Tonight begins the final 24 hours of our opportunity to dig deep and come out the other side. We've had 10 days of thinking & talking - now comes the hard stuff, the pure physical endurance of the 24-hour Yom Kippur fast. Can't get too profound then, so seizing my last chance to say something.
I'm going to let Debbie Notkin do it for me. She's a dear friend of many, many years. You may know her on LJ as wild_irises . Or as one of the amazing women behind the longrunning feminist SF/F convention Wiscon - where, this past year (2012), she was honored as Guest of Honor. And so had to make a speech.
Debbie's speech made me weep with love - and with the opening up of heart and intellect that a good sermon gives. There was something rabbinical in it - especially since at points what she addressed was weirdly close to the great scholar Maimonides' discussion of "the Ladder of Tzedakah (Charity)," as they called it at Park Synagogue Sunday School - here well-presented as "Eight Levels of Giving."
Which is also apposite for the High Holidays, a traditional time to give help to those in need - as it felt right to me to be spreading the word about a friend who was forced to ask for help from the community this month. I know it was hard for her to ask . . . And Debbie's GoH Speech addresses that, too.

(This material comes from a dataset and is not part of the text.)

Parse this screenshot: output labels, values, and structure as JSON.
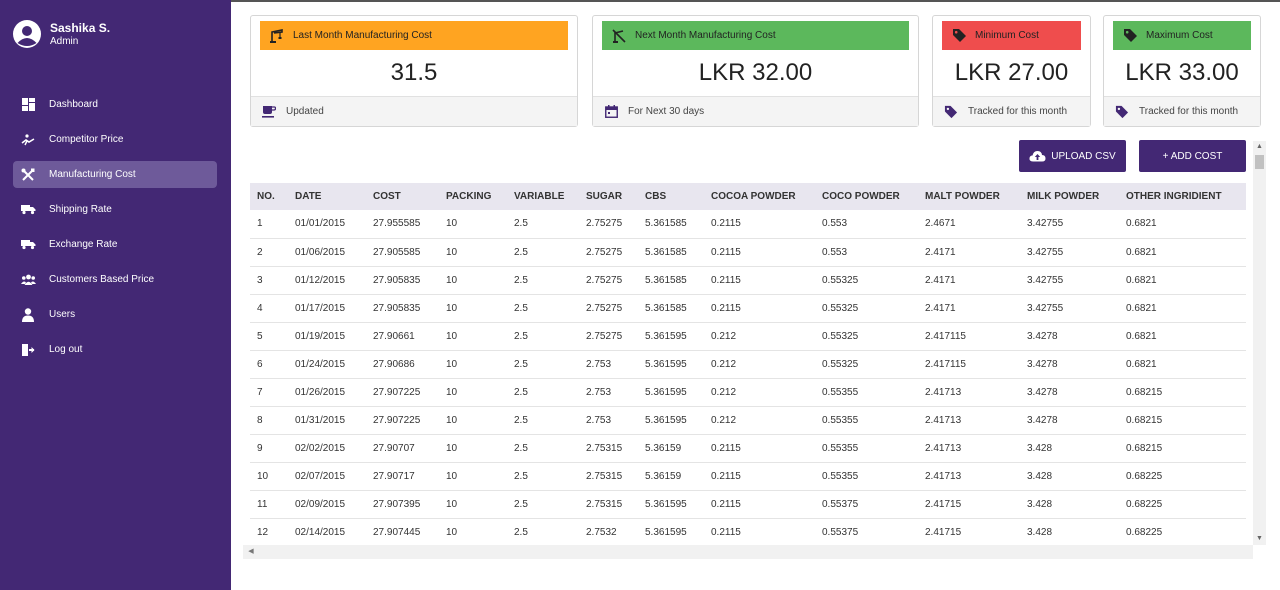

Here it is, from the Wiscon website. In typical Debbie fashion, it opens recognizing the occasion, the moment, and everyone in the room; on page 2 it kicks into the universal. I hope you get the chance to read it. If you don't want to click through & read the entire thing, here are some bits I particularly want you to see:
Generosity, like anything important, is more complicated than it sounds. ....

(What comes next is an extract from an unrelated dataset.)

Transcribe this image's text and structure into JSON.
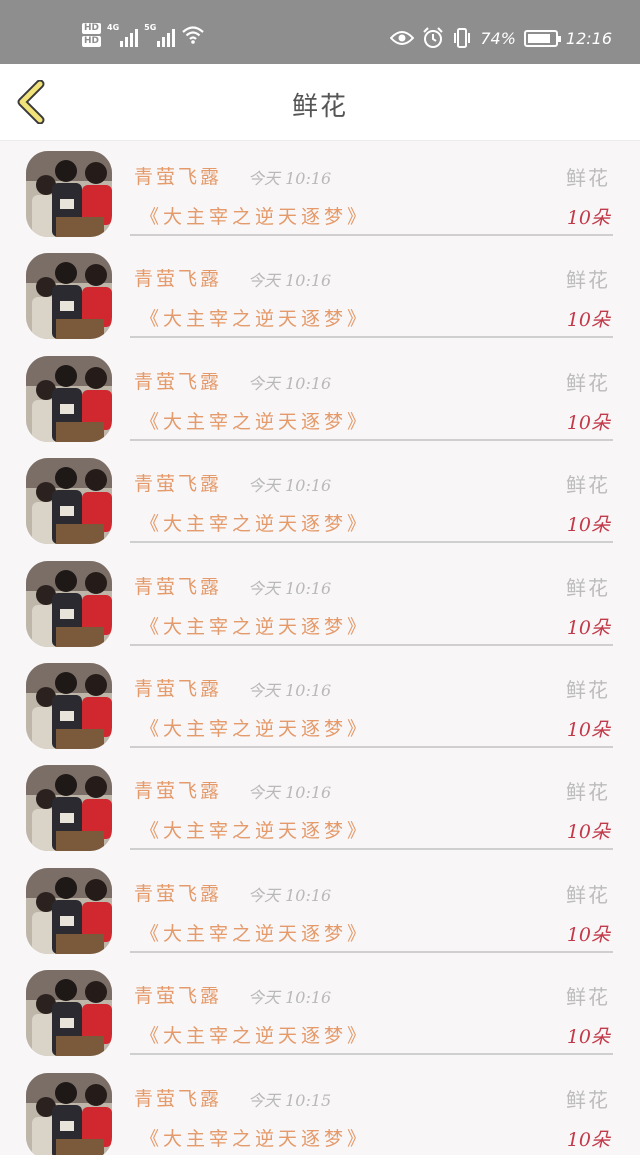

[A]ccepting requires its own very particular generosity of heart and mind. I’m not talking here about gratitude or even politeness—we’ll get to that—but simply the choice to accept. Whether you accept generosity easily or (for any number of reasons) you have trouble being on the receiving end, accepting what’s offered is an active choice.
If all these complications are part of the giving side of generosity, how complicated is taking? ....
Some people take easily; either they are good at asking for what they need and want, or they are good at getting it without asking. I admire them; when being good at taking is done with awareness, it’s a beautiful skill. It makes the givers happy, it makes the takers happy, and balance is maintained. Some people who are good at taking are also extraordinary givers, probably because they’re getting the nutrition they need to keep giving.
For other people, taking is a challenge.
I find it useful to think of asking and taking as learnable skills, valuable skills, rather than either a character trait I was just born or raised without, or a reflection of weakness. In fact, taking is something we’re all likely to need skill at, and doing it makes us stronger. ....
Giving with a main motive of being paid in gratitude is problematic. Let’s face it, gratitude is lovely. I appreciate it when I get it. But I try not to make it a condition of the gift (especially not one of those internal secret conditions that I never tell the other person about and get grumpy when they don’t follow my secret script).
.... [T]he power exchange is not as simple as it usually looks. The more I can remember that taking is giving, and giving is taking, the easier the whole transaction gets.
Debbie, thank you for that speech, and for all that you do for your friends and community every day.